Interface dataset entries

====================

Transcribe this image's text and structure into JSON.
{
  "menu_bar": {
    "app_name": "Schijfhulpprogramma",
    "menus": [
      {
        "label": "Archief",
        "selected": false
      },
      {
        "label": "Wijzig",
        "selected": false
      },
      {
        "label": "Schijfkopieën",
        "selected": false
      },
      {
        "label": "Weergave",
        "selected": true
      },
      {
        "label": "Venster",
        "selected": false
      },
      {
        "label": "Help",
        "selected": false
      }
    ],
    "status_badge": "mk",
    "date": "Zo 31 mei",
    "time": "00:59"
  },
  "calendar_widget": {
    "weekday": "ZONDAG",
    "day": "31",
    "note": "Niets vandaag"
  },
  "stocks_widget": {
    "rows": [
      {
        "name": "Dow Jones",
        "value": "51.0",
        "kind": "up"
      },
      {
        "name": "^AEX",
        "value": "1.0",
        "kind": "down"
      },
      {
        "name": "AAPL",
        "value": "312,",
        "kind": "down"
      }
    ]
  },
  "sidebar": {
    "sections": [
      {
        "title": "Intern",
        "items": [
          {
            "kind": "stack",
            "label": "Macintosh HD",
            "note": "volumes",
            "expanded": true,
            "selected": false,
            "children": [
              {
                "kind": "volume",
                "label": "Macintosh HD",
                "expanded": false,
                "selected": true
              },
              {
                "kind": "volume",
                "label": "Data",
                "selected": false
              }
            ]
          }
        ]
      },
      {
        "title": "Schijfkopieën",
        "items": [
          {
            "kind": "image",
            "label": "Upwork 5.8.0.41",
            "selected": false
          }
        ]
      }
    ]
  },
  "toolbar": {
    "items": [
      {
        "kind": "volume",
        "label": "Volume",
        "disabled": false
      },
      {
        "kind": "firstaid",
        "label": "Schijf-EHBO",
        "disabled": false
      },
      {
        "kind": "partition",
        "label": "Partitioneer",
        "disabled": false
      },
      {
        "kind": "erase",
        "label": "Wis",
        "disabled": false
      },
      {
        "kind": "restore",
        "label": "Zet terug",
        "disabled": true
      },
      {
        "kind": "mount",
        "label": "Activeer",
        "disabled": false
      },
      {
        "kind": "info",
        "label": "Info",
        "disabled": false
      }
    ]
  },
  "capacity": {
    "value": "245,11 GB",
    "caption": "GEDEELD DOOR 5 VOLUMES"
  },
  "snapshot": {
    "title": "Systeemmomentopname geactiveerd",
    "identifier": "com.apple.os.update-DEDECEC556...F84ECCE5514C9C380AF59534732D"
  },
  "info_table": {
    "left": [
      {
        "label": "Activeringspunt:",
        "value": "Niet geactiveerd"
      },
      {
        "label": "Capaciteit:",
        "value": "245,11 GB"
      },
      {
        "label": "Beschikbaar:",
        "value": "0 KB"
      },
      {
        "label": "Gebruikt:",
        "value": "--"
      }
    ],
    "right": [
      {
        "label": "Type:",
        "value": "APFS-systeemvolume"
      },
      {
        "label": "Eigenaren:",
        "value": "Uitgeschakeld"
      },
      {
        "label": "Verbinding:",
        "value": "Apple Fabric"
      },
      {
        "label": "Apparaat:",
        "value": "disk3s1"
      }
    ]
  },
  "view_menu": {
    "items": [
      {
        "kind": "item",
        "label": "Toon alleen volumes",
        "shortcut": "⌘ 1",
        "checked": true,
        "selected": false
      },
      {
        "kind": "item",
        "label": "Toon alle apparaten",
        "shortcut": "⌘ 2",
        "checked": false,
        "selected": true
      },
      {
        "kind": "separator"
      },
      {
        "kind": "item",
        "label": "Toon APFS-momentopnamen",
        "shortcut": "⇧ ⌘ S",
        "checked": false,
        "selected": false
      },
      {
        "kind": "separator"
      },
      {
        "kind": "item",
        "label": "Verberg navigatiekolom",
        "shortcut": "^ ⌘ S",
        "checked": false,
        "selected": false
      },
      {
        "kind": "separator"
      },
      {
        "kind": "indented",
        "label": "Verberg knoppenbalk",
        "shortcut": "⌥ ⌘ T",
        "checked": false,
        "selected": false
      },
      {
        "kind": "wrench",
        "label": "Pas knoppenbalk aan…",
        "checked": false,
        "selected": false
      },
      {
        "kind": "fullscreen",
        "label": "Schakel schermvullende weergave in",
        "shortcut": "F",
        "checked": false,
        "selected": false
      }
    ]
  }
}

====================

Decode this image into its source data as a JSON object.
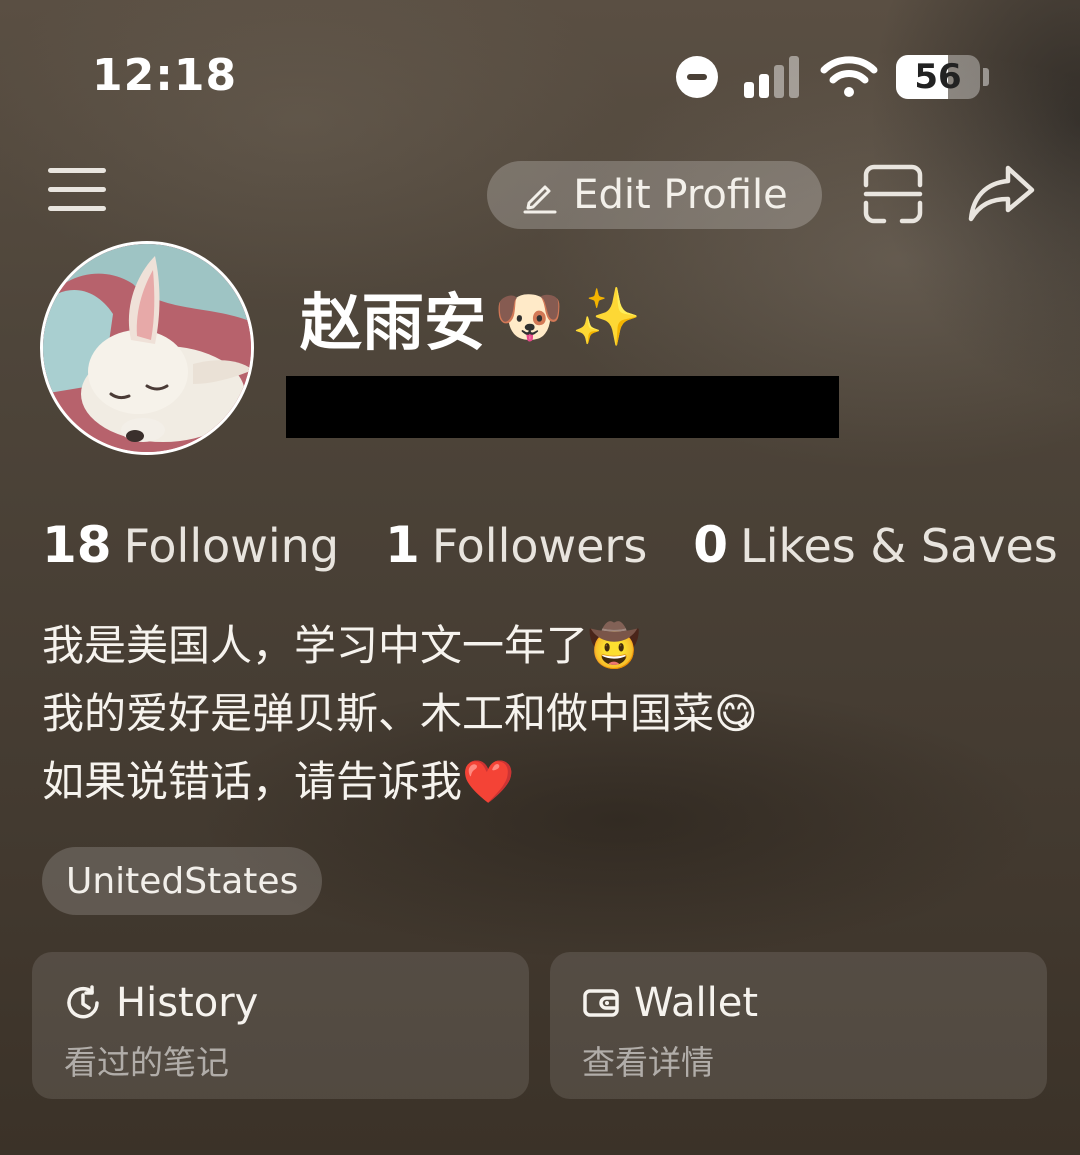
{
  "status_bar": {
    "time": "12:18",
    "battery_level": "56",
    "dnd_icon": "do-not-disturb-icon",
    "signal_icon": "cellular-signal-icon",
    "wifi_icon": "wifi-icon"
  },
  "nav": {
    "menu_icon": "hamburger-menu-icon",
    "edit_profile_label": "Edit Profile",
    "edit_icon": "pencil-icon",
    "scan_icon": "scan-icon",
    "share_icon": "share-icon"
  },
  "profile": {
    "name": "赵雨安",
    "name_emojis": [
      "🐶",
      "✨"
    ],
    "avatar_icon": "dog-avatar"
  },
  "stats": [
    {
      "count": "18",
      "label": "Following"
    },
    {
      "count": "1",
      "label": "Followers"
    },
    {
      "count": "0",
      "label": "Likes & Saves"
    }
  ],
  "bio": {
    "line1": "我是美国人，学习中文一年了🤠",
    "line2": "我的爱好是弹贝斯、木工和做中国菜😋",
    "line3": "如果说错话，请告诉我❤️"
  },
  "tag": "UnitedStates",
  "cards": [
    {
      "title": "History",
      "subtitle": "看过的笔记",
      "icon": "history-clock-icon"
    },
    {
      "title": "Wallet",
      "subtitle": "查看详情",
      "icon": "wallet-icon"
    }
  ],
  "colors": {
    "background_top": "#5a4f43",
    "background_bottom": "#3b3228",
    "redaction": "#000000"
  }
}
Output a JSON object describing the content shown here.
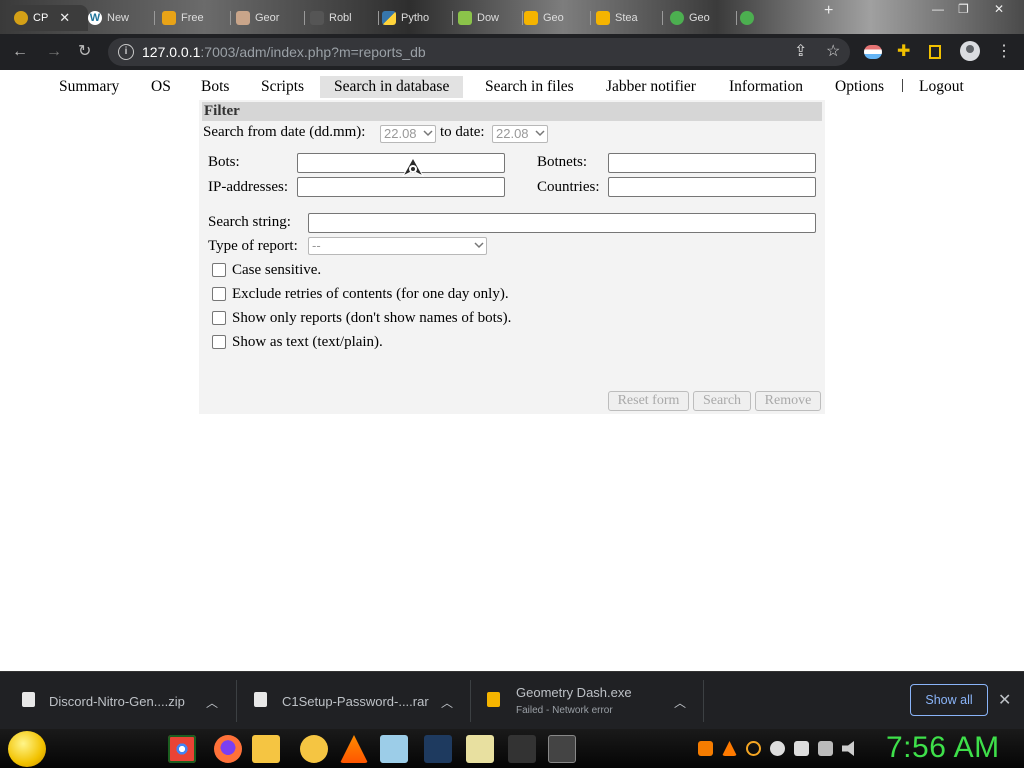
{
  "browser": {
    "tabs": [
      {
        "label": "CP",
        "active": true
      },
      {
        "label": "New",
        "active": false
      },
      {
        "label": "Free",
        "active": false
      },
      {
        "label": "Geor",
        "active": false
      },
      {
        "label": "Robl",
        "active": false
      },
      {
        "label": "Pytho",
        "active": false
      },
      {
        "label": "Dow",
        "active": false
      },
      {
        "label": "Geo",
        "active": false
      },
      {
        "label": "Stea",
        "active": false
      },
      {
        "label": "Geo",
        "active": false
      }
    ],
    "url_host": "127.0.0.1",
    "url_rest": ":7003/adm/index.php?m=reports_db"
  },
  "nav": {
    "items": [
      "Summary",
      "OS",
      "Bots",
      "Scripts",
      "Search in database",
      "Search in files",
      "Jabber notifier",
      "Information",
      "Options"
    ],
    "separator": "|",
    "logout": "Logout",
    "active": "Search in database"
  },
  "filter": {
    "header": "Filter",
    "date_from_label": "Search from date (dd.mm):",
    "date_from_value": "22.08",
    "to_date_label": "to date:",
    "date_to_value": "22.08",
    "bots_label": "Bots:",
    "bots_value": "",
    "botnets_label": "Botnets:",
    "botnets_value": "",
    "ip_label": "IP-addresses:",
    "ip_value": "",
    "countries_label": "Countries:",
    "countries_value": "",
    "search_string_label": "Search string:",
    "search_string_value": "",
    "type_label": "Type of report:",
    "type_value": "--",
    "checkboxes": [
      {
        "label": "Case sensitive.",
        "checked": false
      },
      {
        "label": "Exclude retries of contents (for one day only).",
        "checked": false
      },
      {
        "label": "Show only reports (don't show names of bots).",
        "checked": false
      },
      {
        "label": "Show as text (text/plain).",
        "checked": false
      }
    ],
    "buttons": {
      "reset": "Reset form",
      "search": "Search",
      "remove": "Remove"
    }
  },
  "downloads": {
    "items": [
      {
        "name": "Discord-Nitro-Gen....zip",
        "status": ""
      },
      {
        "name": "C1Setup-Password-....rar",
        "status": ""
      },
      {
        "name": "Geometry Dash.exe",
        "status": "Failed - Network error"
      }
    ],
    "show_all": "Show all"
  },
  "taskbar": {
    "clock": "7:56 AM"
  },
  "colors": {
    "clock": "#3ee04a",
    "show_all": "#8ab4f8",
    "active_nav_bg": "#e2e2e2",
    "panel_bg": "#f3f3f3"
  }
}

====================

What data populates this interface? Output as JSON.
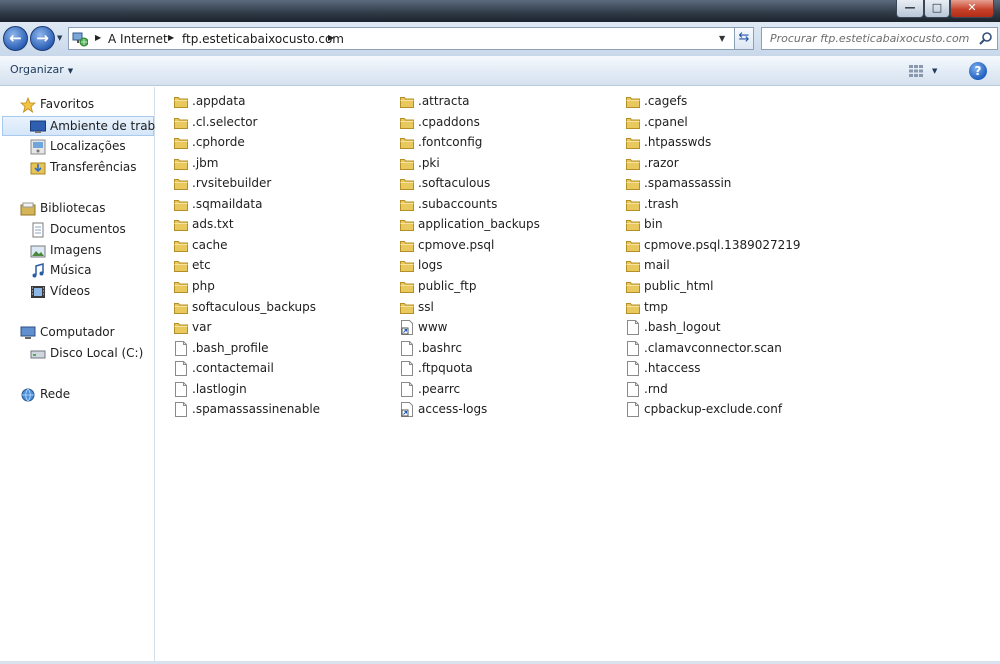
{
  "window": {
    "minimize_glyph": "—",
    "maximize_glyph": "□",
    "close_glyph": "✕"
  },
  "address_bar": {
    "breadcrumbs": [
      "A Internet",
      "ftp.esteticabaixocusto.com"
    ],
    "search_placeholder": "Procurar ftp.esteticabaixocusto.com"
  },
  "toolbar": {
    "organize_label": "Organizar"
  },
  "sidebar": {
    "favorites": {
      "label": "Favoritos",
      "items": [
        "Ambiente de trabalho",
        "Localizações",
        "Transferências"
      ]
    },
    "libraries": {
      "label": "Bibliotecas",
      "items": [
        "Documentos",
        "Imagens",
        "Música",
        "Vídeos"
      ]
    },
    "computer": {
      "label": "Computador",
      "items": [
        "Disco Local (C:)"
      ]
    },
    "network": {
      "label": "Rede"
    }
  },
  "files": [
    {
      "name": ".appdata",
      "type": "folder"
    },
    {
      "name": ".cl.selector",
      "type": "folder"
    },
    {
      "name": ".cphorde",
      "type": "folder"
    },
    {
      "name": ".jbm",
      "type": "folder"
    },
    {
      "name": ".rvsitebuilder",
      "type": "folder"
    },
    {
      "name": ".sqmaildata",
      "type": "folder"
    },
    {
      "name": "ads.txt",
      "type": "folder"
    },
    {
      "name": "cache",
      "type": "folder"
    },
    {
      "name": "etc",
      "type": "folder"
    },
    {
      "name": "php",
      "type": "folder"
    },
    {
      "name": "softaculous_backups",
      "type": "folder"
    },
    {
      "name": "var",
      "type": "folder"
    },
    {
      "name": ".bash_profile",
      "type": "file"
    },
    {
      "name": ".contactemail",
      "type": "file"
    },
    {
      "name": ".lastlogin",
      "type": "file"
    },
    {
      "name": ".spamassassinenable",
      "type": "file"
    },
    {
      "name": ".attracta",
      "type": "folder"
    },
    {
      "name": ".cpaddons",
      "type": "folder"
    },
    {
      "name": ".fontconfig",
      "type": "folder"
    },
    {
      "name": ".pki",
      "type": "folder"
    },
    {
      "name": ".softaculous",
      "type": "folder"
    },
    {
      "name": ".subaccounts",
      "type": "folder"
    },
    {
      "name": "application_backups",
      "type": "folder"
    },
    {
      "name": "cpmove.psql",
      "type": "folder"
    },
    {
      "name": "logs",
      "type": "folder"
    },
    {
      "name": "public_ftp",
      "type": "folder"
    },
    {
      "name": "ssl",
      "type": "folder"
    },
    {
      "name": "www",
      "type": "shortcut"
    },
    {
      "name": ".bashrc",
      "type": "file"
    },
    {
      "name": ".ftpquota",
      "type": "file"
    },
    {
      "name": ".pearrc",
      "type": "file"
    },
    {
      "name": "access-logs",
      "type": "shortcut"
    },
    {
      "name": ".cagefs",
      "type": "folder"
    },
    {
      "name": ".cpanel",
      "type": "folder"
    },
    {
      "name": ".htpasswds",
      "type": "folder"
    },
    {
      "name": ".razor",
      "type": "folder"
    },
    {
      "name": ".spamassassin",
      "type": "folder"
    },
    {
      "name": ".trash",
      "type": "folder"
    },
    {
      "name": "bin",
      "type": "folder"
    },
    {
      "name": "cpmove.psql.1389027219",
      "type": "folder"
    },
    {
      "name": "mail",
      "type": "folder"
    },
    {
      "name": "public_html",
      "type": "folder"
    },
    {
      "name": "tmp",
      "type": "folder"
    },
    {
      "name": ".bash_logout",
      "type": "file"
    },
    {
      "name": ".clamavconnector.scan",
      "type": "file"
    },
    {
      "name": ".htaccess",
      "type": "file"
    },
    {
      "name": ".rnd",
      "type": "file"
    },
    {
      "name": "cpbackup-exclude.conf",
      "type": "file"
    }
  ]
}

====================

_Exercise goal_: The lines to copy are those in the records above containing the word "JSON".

_Reply_:
Transcribe this image's text and structure into JSON.
Decode this image into its source data as a JSON object.
Output a JSON object describing the content shown here.
What data populates this interface? Output as JSON.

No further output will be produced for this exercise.